Proper Benefit Cost Analysis Key in Mitigation Grant Application


Since each data element of the BCA that affects the numerical BCR must be fully and carefully documented, it is recommended that standard FEMA methodology and default values be used when they apply. Some data inputs may be based on national or typical values, while many are project-specific and must be documented with local data.

The base year of costs for all damages used in the BCA must be identified and be consistent with any technical data provided. The base year for mitigation project costs refers to the year that the cost estimate was developed.

The level of protection— also known as the effectiveness of the project —must be included. The level of protection is important because it shows when residual damage would occur.

The project’s useful life (length of time that the mitigation project will provide protection) must be consistent with FEMA’s standards, which are explained in the BCA Toolkit. In determining cost-effective mitigation projects, applicants are also encouraged to consider the idea of “risk”when identifying and analyzing projects. Risk is simply the threat to the property, infrastructure and people in terms of dollars. It depends on the type, frequency and severity of natural hazards, as well as the vulnerability of the infrastructure and people.

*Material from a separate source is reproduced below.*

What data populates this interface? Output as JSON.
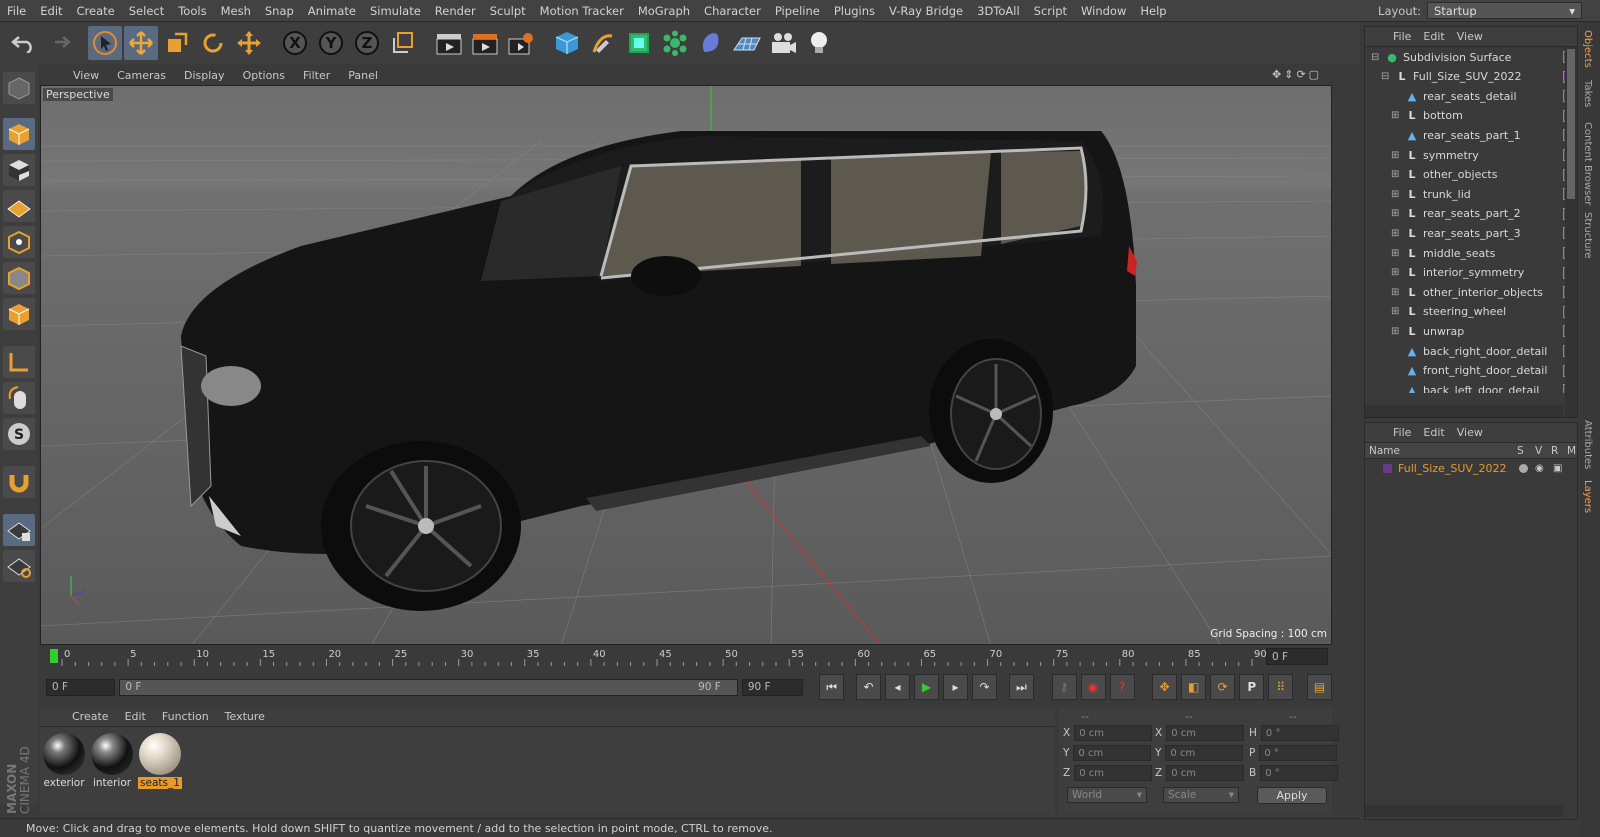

Calculating Benefits and Costs

For every mitigation project, benefits are calculated by estimating future damages and losses under two scenarios —with and without undertaking the project.

There are two aspects of calculating benefits that are particularly important to keep in mind. First, mitigation projects might reduce future damages and losses —but not completely eliminate them. Acquisition of the property is the only type of mitigation project that completely eliminates future damages and losses.

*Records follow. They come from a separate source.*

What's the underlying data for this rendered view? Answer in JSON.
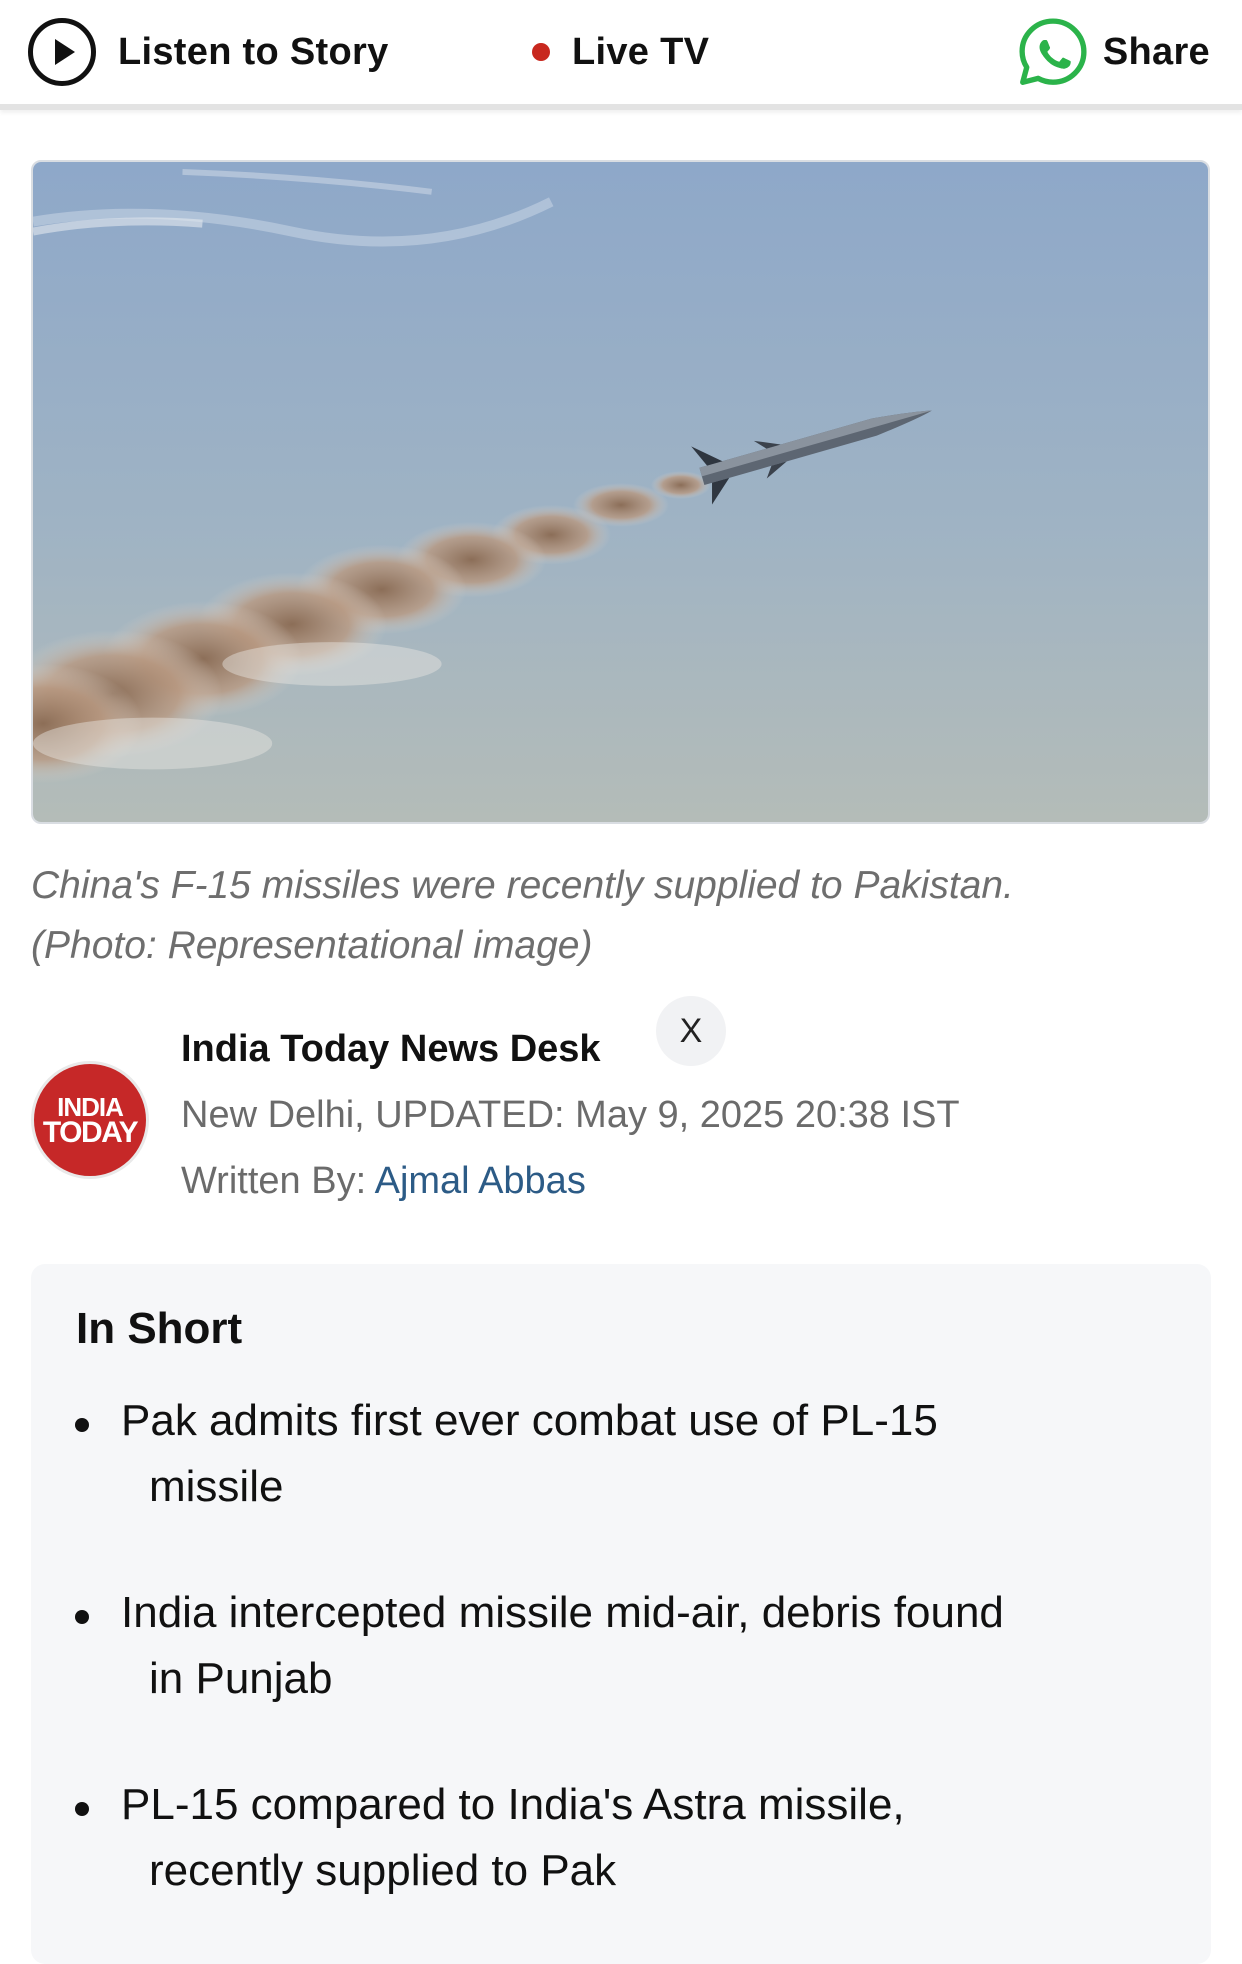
{
  "topbar": {
    "listen_label": "Listen to Story",
    "live_label": "Live TV",
    "share_label": "Share",
    "live_dot_color": "#c8281e",
    "share_icon": "whatsapp-icon",
    "whatsapp_color": "#2bb34a"
  },
  "hero": {
    "caption_line1": "China's F-15 missiles were recently supplied to Pakistan.",
    "caption_line2": "(Photo: Representational image)"
  },
  "author": {
    "logo_line1": "INDIA",
    "logo_line2": "TODAY",
    "name": "India Today News Desk",
    "social_icon": "X",
    "location": "New Delhi,",
    "updated": "UPDATED: May 9, 2025 20:38 IST",
    "written_prefix": "Written By:",
    "writer": "Ajmal Abbas"
  },
  "in_short": {
    "title": "In Short",
    "items": [
      {
        "line1": "Pak admits first ever combat use of PL-15",
        "line2": "missile"
      },
      {
        "line1": "India intercepted missile mid-air, debris found",
        "line2": "in Punjab"
      },
      {
        "line1": "PL-15 compared to India's Astra missile,",
        "line2": "recently supplied to Pak"
      }
    ]
  }
}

Second, for every mitigation project, the greater the damages and losses are before mitigation, the greater the potential benefits become.

The benefits considered in BCAs include benefits to the community, not just the government entity or funding source. The OMB’s Advisory Circular A-94, Guidelines and Discount Rates for Benefit Cost Analysis of Federal Programs, provides explicit guidance on what benefits to count. Conceptually, however, most of the benefits can be sorted into four main categories: Physical Damages, Loss of Function, Casualties and Emergency Management Costs.